journal contributionposted on 07.05.2021, 05:40 authored by MA Rahman, Muhammad RahmanMuhammad Rahman, LB Rawal, M Paudel, MH Howlader, B Khan, T Siddiquee, A Rahman, A Sarkar, MS Rahman, R Botlero, SMS Islam
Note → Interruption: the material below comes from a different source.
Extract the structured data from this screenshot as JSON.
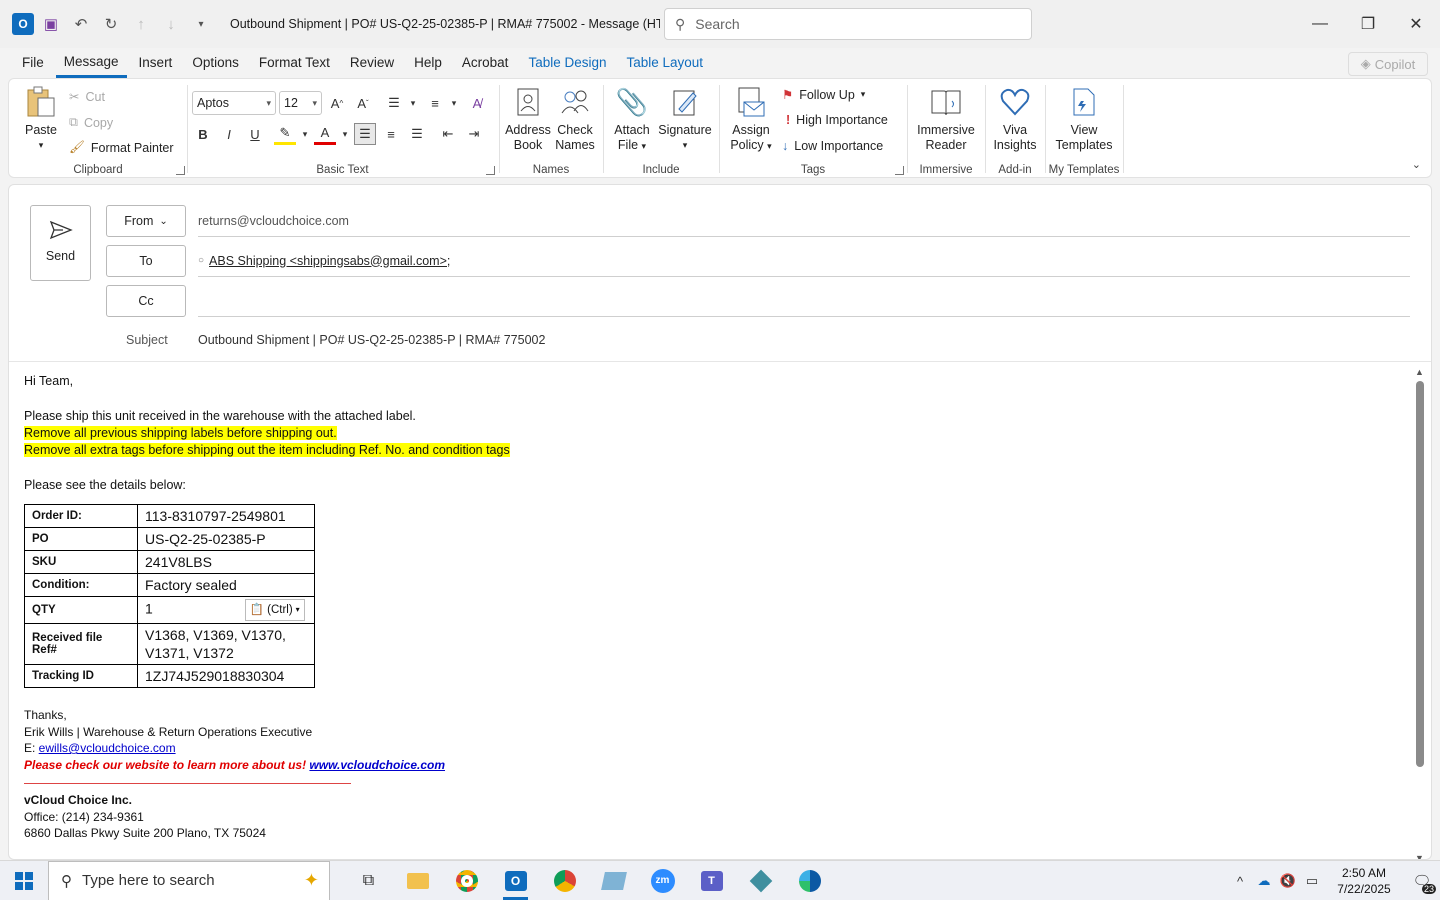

Background High maternal mortality is still a significant public health challenge in many countries of the South-Asian region. The majority of maternal deaths occur due to pregnancy and deliveryrelated complications, which can mostly be prevented by safe facility delivery. Due to the paucity of existing evidence, our study aimed to examine the factors associated with place of delivery, including women's preferences for such in three selected South-Asian countries. Methods We extracted data from the most recent demographic and health surveys (DHS) conducted in Bangladesh (2014), Nepal (2016), and Pakistan (2017-18) and analyzed to identify the association between the outcome variable and socio-demographic characteristics. A total of 16,429 women from Bangladesh (4278; mean age 24.57 years), Nepal (3962; mean age 26.35 years), and Pakistan (8189; mean age 29.57 years) were included in this study. Following descriptive analyses, bivariate and multivariate logistic regressions were conducted. Results Overall, the prevalence of facility-based delivery was 40%, 62%, and 69% in Bangladesh, Nepal, and Pakistan, respectively. Inequity in utilizing facility-based delivery was observed for women in the highest wealth quintile. Participants from Urban areas, educated, middle and upper household economic status, and with high antenatal care (ANC) visits were significantly associated with facility-based delivery in all three countries. Interestingly, watching TV was also found as a strong determinant for facility-based delivery in Bangladesh (aOR = 1.31, 95% CI:1.09-1.56, P = 0.003), Nepal (aOR = 1.42, 95% CI:1.20-1.67, P<0.001) and Pakistan (aOR = 1.17, 95% CI: 1.03-1.32, P = 0.013). Higher education of husband was a significant predictor for facility delivery in Bangladesh (aOR = 1.73, 95% CI:1.27-2.35, P = 0.001) and Pakistan (aOR = 1.19, 95% CI: 0.99-1.43, P = 0.065); husband's occupation was also a significant factor in Bangladesh (aOR = 1.30, 95% CI:1.04-1.61, P = 0.020) and Nepal (aOR = 1.26, 95% CI:1.01-1.58, P = 0.041). Conclusion Our findings suggest that the educational status of both women and their husbands, household economic situation, and the number of ANC visits influenced the place of delivery. There is an urgent need to promote facility delivery by building more birthing facilities, training and deployment of skilled birth attendants in rural and hard-to-reach areas, ensuring compulsory female education for all women, encouraging more ANC visits, and providing financial incentives for facility deliveries. There is a need to promote facility delivery by encouraging health facility visits through utilizing social networks and continuing mass media campaigns. Ensuring adequate Government funding for free maternal and newborn health care and local community involvement is crucial for reducing maternal and neonatal mortality and achieving sustainable development goals in this region.